Reply To: Level design
After praising the map design in my earlier post, it’s only fair that I give some criticism of it too for balance, so expect this post to be more negative.
So far I’ve played through e1 and e2. I have to say I preferred e1. e2 levels feel a bit different to e1 levels. I don’t mean the texture differences are bad (they are just as great!), but the map layouts themselves feel poorer somehow.
It is clear that focus has been shifted away from the hub-like areas used in e1. But with fewer such landmarks to guide us, it is harder to build mental maps of these levels, which in turn makes them harder to navigate comfortably.
The designs of e2 feel more like a chaotic clustering of many small areas, which make it hard to identify where you are at a glance. Abundant use of alcoves and corridors don’t help, as turning in areas with low visible range will disorient us, so we can easily lose our sense of direction.
In a more realistic game, this wouldn’t necessarily be a problem, as even small areas are regularly given unique and interesting detail with scenery and use of the third dimension. But Doom cannot escape it’s own limitations, and to me this is an example of where it’s abstract geometry becomes a handicap.
3D spaces need landmarks, but Doom is limited in how it can achieve this.
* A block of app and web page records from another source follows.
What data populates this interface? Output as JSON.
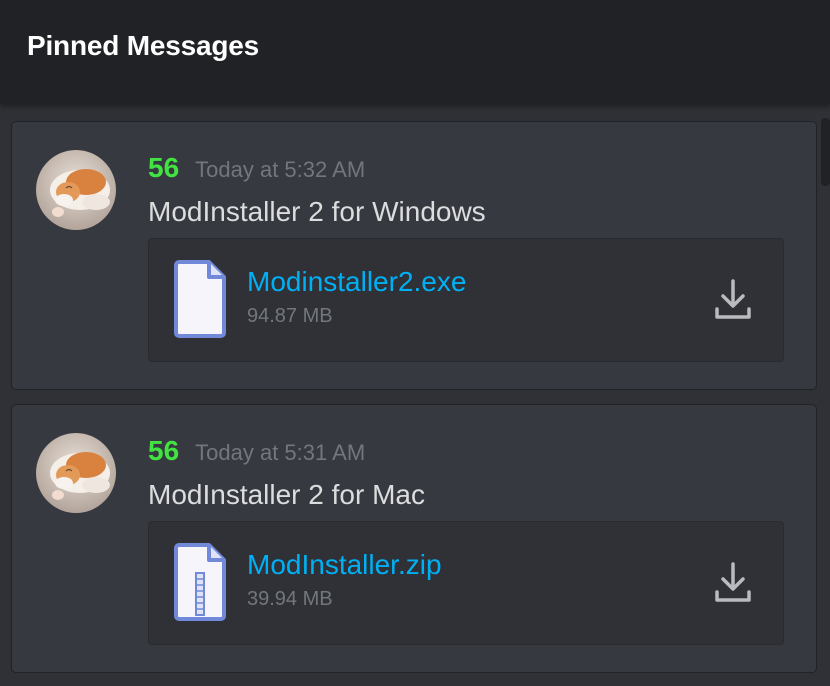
{
  "header": {
    "title": "Pinned Messages"
  },
  "colors": {
    "username": "#43e243",
    "link": "#00b0f4",
    "muted": "#72767d",
    "text": "#dcddde",
    "header_bg": "#202225",
    "card_bg": "#36393f"
  },
  "messages": [
    {
      "author": "56",
      "timestamp": "Today at 5:32 AM",
      "content": "ModInstaller 2 for Windows",
      "avatar_icon": "cat-avatar",
      "attachment": {
        "filename": "Modinstaller2.exe",
        "size": "94.87 MB",
        "file_icon": "document-file-icon",
        "action_icon": "download-icon"
      }
    },
    {
      "author": "56",
      "timestamp": "Today at 5:31 AM",
      "content": "ModInstaller 2 for Mac",
      "avatar_icon": "cat-avatar",
      "attachment": {
        "filename": "ModInstaller.zip",
        "size": "39.94 MB",
        "file_icon": "archive-file-icon",
        "action_icon": "download-icon"
      }
    }
  ]
}
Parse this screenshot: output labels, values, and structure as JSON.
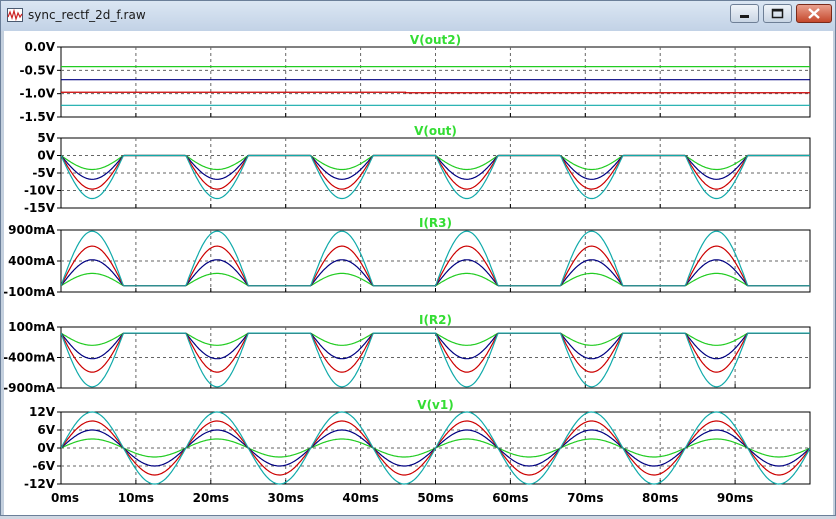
{
  "window": {
    "title": "sync_rectf_2d_f.raw",
    "app_icon": "waveform-icon",
    "controls": {
      "minimize_icon": "minimize-icon",
      "maximize_icon": "maximize-icon",
      "close_icon": "close-icon"
    }
  },
  "colors": {
    "trace_green": "#22cc22",
    "trace_blue": "#000080",
    "trace_red": "#cc0000",
    "trace_cyan": "#11aaaa",
    "title_green": "#33dd33",
    "label_text": "#000000",
    "grid": "#666666"
  },
  "x_axis": {
    "range": [
      0,
      100
    ],
    "unit": "ms",
    "tick_labels": [
      "0ms",
      "10ms",
      "20ms",
      "30ms",
      "40ms",
      "50ms",
      "60ms",
      "70ms",
      "80ms",
      "90ms"
    ]
  },
  "chart_data": [
    {
      "type": "line",
      "title": "V(out2)",
      "ylim": [
        -1.5,
        0
      ],
      "ytick_labels": [
        "0.0V",
        "-0.5V",
        "-1.0V",
        "-1.5V"
      ],
      "ytick_values": [
        0,
        -0.5,
        -1.0,
        -1.5
      ],
      "grid": true,
      "series": [
        {
          "color": "#22cc22",
          "levels": [
            -0.42
          ]
        },
        {
          "color": "#000080",
          "levels": [
            -0.7
          ]
        },
        {
          "color": "#cc0000",
          "levels": [
            -0.97,
            -0.98
          ]
        },
        {
          "color": "#11aaaa",
          "levels": [
            -1.25
          ]
        }
      ]
    },
    {
      "type": "line",
      "title": "V(out)",
      "ylim": [
        -15,
        5
      ],
      "ytick_labels": [
        "5V",
        "0V",
        "-5V",
        "-10V",
        "-15V"
      ],
      "ytick_values": [
        5,
        0,
        -5,
        -10,
        -15
      ],
      "grid": true,
      "waveform": "negative-half-rectified-sine",
      "period_ms": 16.67,
      "series": [
        {
          "color": "#22cc22",
          "peak": -4
        },
        {
          "color": "#000080",
          "peak": -6.8
        },
        {
          "color": "#cc0000",
          "peak": -9.6
        },
        {
          "color": "#11aaaa",
          "peak": -12.3
        }
      ]
    },
    {
      "type": "line",
      "title": "I(R3)",
      "ylim": [
        -100,
        900
      ],
      "ytick_labels": [
        "900mA",
        "400mA",
        "-100mA"
      ],
      "ytick_values": [
        900,
        400,
        -100
      ],
      "grid": true,
      "waveform": "positive-half-rectified-sine",
      "period_ms": 16.67,
      "series": [
        {
          "color": "#22cc22",
          "peak": 200
        },
        {
          "color": "#000080",
          "peak": 420
        },
        {
          "color": "#cc0000",
          "peak": 640
        },
        {
          "color": "#11aaaa",
          "peak": 880
        }
      ]
    },
    {
      "type": "line",
      "title": "I(R2)",
      "ylim": [
        -900,
        100
      ],
      "ytick_labels": [
        "100mA",
        "-400mA",
        "-900mA"
      ],
      "ytick_values": [
        100,
        -400,
        -900
      ],
      "grid": true,
      "waveform": "negative-half-rectified-sine",
      "period_ms": 16.67,
      "series": [
        {
          "color": "#22cc22",
          "peak": -200
        },
        {
          "color": "#000080",
          "peak": -420
        },
        {
          "color": "#cc0000",
          "peak": -640
        },
        {
          "color": "#11aaaa",
          "peak": -880
        }
      ]
    },
    {
      "type": "line",
      "title": "V(v1)",
      "ylim": [
        -12,
        12
      ],
      "ytick_labels": [
        "12V",
        "6V",
        "0V",
        "-6V",
        "-12V"
      ],
      "ytick_values": [
        12,
        6,
        0,
        -6,
        -12
      ],
      "grid": true,
      "waveform": "sine",
      "period_ms": 16.67,
      "series": [
        {
          "color": "#22cc22",
          "peak": 3
        },
        {
          "color": "#000080",
          "peak": 6
        },
        {
          "color": "#cc0000",
          "peak": 9
        },
        {
          "color": "#11aaaa",
          "peak": 12
        }
      ]
    }
  ]
}
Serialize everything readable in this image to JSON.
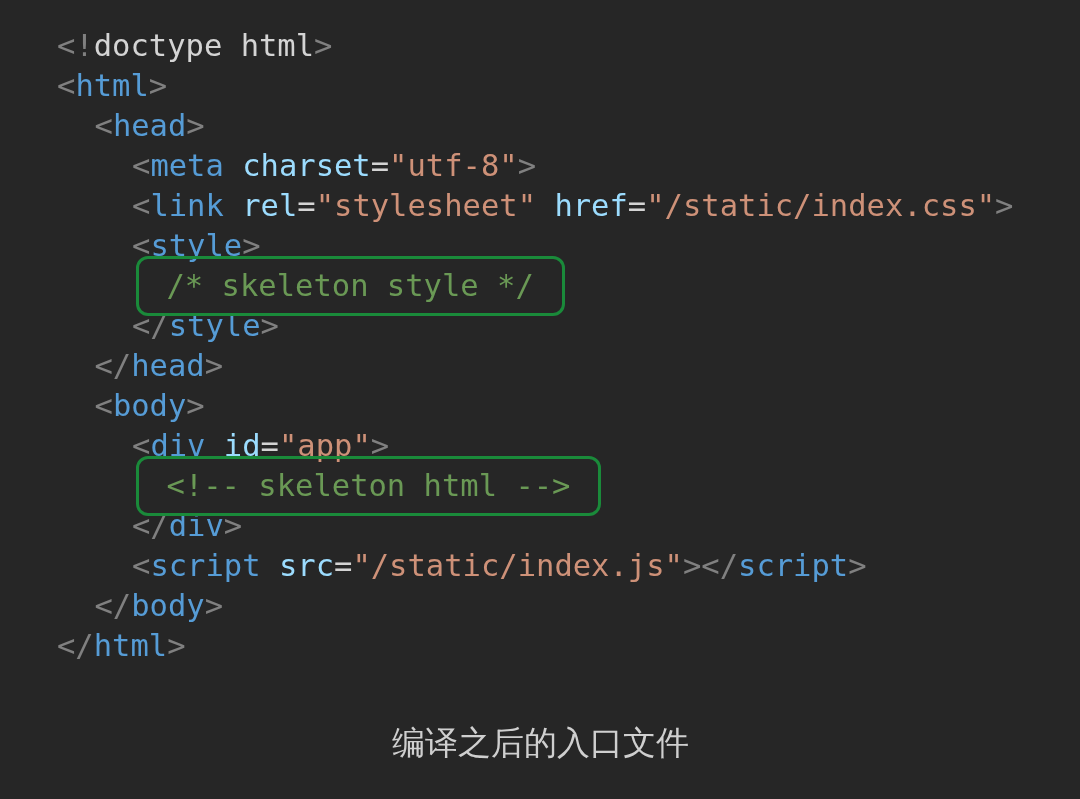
{
  "code": {
    "lines": [
      {
        "tokens": [
          {
            "kind": "punct",
            "text": "<!"
          },
          {
            "kind": "text",
            "text": "doctype html"
          },
          {
            "kind": "punct",
            "text": ">"
          }
        ]
      },
      {
        "tokens": [
          {
            "kind": "punct",
            "text": "<"
          },
          {
            "kind": "tag",
            "text": "html"
          },
          {
            "kind": "punct",
            "text": ">"
          }
        ],
        "children": [
          {
            "tokens": [
              {
                "kind": "punct",
                "text": "<"
              },
              {
                "kind": "tag",
                "text": "head"
              },
              {
                "kind": "punct",
                "text": ">"
              }
            ],
            "children": [
              {
                "tokens": [
                  {
                    "kind": "punct",
                    "text": "<"
                  },
                  {
                    "kind": "tag",
                    "text": "meta"
                  },
                  {
                    "kind": "attr",
                    "text": " charset"
                  },
                  {
                    "kind": "text",
                    "text": "="
                  },
                  {
                    "kind": "string",
                    "text": "\"utf-8\""
                  },
                  {
                    "kind": "punct",
                    "text": ">"
                  }
                ]
              },
              {
                "tokens": [
                  {
                    "kind": "punct",
                    "text": "<"
                  },
                  {
                    "kind": "tag",
                    "text": "link"
                  },
                  {
                    "kind": "attr",
                    "text": " rel"
                  },
                  {
                    "kind": "text",
                    "text": "="
                  },
                  {
                    "kind": "string",
                    "text": "\"stylesheet\""
                  },
                  {
                    "kind": "attr",
                    "text": " href"
                  },
                  {
                    "kind": "text",
                    "text": "="
                  },
                  {
                    "kind": "string",
                    "text": "\"/static/index.css\""
                  },
                  {
                    "kind": "punct",
                    "text": ">"
                  }
                ]
              },
              {
                "tokens": [
                  {
                    "kind": "punct",
                    "text": "<"
                  },
                  {
                    "kind": "tag",
                    "text": "style"
                  },
                  {
                    "kind": "punct",
                    "text": ">"
                  }
                ],
                "children": [
                  {
                    "highlighted": true,
                    "tokens": [
                      {
                        "kind": "comment",
                        "text": "/* skeleton style */"
                      }
                    ]
                  }
                ]
              },
              {
                "tokens": [
                  {
                    "kind": "punct",
                    "text": "</"
                  },
                  {
                    "kind": "tag",
                    "text": "style"
                  },
                  {
                    "kind": "punct",
                    "text": ">"
                  }
                ]
              }
            ]
          },
          {
            "tokens": [
              {
                "kind": "punct",
                "text": "</"
              },
              {
                "kind": "tag",
                "text": "head"
              },
              {
                "kind": "punct",
                "text": ">"
              }
            ]
          },
          {
            "tokens": [
              {
                "kind": "punct",
                "text": "<"
              },
              {
                "kind": "tag",
                "text": "body"
              },
              {
                "kind": "punct",
                "text": ">"
              }
            ],
            "children": [
              {
                "tokens": [
                  {
                    "kind": "punct",
                    "text": "<"
                  },
                  {
                    "kind": "tag",
                    "text": "div"
                  },
                  {
                    "kind": "attr",
                    "text": " id"
                  },
                  {
                    "kind": "text",
                    "text": "="
                  },
                  {
                    "kind": "string",
                    "text": "\"app\""
                  },
                  {
                    "kind": "punct",
                    "text": ">"
                  }
                ],
                "children": [
                  {
                    "highlighted": true,
                    "tokens": [
                      {
                        "kind": "comment",
                        "text": "<!-- skeleton html -->"
                      }
                    ]
                  }
                ]
              },
              {
                "tokens": [
                  {
                    "kind": "punct",
                    "text": "</"
                  },
                  {
                    "kind": "tag",
                    "text": "div"
                  },
                  {
                    "kind": "punct",
                    "text": ">"
                  }
                ]
              },
              {
                "tokens": [
                  {
                    "kind": "punct",
                    "text": "<"
                  },
                  {
                    "kind": "tag",
                    "text": "script"
                  },
                  {
                    "kind": "attr",
                    "text": " src"
                  },
                  {
                    "kind": "text",
                    "text": "="
                  },
                  {
                    "kind": "string",
                    "text": "\"/static/index.js\""
                  },
                  {
                    "kind": "punct",
                    "text": "></"
                  },
                  {
                    "kind": "tag",
                    "text": "script"
                  },
                  {
                    "kind": "punct",
                    "text": ">"
                  }
                ]
              }
            ]
          },
          {
            "tokens": [
              {
                "kind": "punct",
                "text": "</"
              },
              {
                "kind": "tag",
                "text": "body"
              },
              {
                "kind": "punct",
                "text": ">"
              }
            ]
          }
        ]
      },
      {
        "tokens": [
          {
            "kind": "punct",
            "text": "</"
          },
          {
            "kind": "tag",
            "text": "html"
          },
          {
            "kind": "punct",
            "text": ">"
          }
        ]
      }
    ]
  },
  "caption": "编译之后的入口文件"
}
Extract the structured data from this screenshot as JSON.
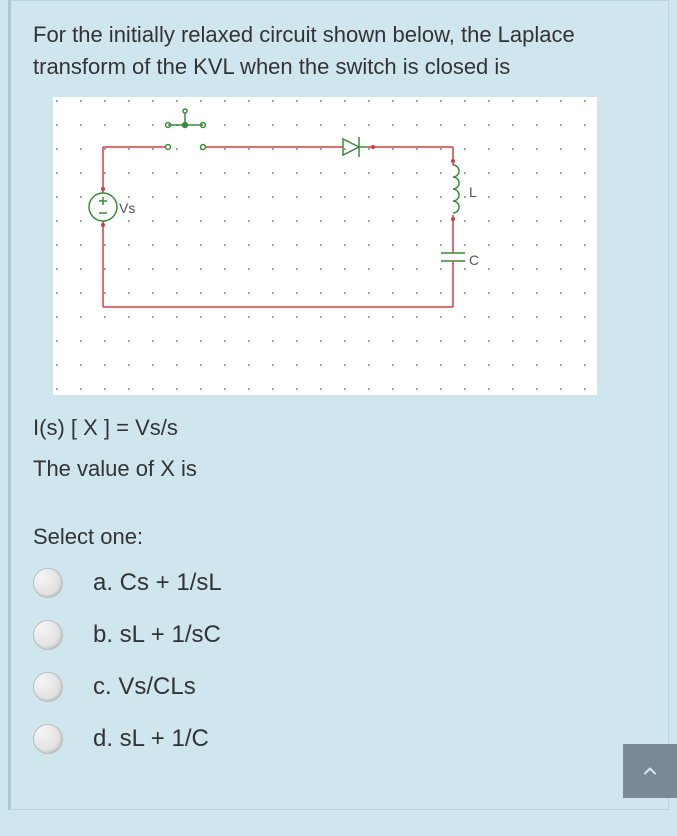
{
  "question": {
    "stem": "For the initially relaxed circuit shown below, the Laplace transform of the KVL when the switch is closed is",
    "equation_line1": "I(s) [ X ] = Vs/s",
    "equation_line2": "The value of X is"
  },
  "diagram": {
    "labels": {
      "source": "Vs",
      "inductor": "L",
      "capacitor": "C"
    }
  },
  "prompt": "Select one:",
  "options": [
    {
      "id": "a",
      "label": "a. Cs + 1/sL"
    },
    {
      "id": "b",
      "label": "b. sL + 1/sC"
    },
    {
      "id": "c",
      "label": "c. Vs/CLs"
    },
    {
      "id": "d",
      "label": "d. sL + 1/C"
    }
  ],
  "scroll_top_icon": "chevron-up"
}
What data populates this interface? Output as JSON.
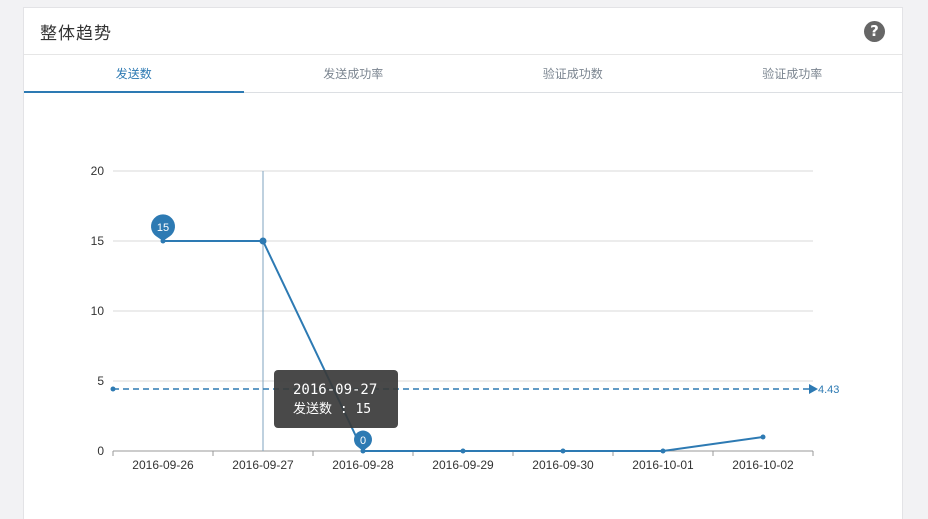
{
  "panel": {
    "title": "整体趋势",
    "help_icon": "question-circle-icon"
  },
  "tabs": [
    {
      "label": "发送数",
      "active": true
    },
    {
      "label": "发送成功率",
      "active": false
    },
    {
      "label": "验证成功数",
      "active": false
    },
    {
      "label": "验证成功率",
      "active": false
    }
  ],
  "colors": {
    "series": "#2d7ab3",
    "grid": "#d9d9d9",
    "tooltip_bg": "#3a3a3a"
  },
  "chart_data": {
    "type": "line",
    "categories": [
      "2016-09-26",
      "2016-09-27",
      "2016-09-28",
      "2016-09-29",
      "2016-09-30",
      "2016-10-01",
      "2016-10-02"
    ],
    "series": [
      {
        "name": "发送数",
        "values": [
          15,
          15,
          0,
          0,
          0,
          0,
          1
        ]
      }
    ],
    "ylim": [
      0,
      20
    ],
    "yticks": [
      0,
      5,
      10,
      15,
      20
    ],
    "grid": true,
    "mark_points": [
      {
        "label": "15",
        "index": 0,
        "value": 15
      },
      {
        "label": "0",
        "index": 2,
        "value": 0
      }
    ],
    "mark_line": {
      "value": 4.43,
      "label": "4.43"
    },
    "tooltip": {
      "index": 1,
      "title": "2016-09-27",
      "text": "发送数 : 15"
    }
  }
}
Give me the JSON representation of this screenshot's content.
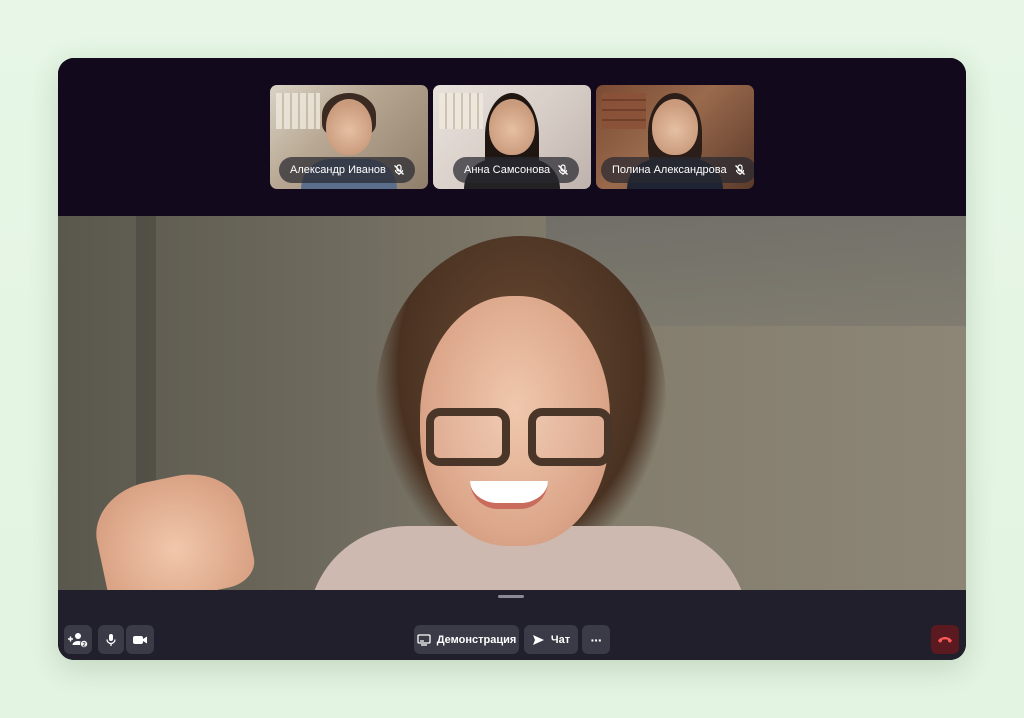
{
  "participants": [
    {
      "name": "Александр Иванов",
      "mic_icon": "mic-off-icon"
    },
    {
      "name": "Анна Самсонова",
      "mic_icon": "mic-off-icon"
    },
    {
      "name": "Полина Александрова",
      "mic_icon": "mic-off-icon"
    }
  ],
  "controls": {
    "add_user_badge": "2",
    "demo_label": "Демонстрация",
    "chat_label": "Чат",
    "more_label": "···"
  },
  "colors": {
    "page_background": "#e5f5e4",
    "window_background": "#17131f",
    "thumb_strip_background": "#120a1c",
    "control_bar_background": "#201f2b",
    "button_background": "#3b3a47",
    "hangup_background": "#5a1a1f",
    "hangup_icon": "#ff5a5a"
  }
}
So what are the consequences of this? If the player loses their sense of direction, they have no guide as to where they should go next. They’ll run around aimlessly hoping to stumble upon something new. If that means backtracking, then it quickly becomes boring. But even if we manage to progress, encounters will feel less engaging – it’s just one room after another of monsters – as each encounter becomes less meaningful in the bigger picture.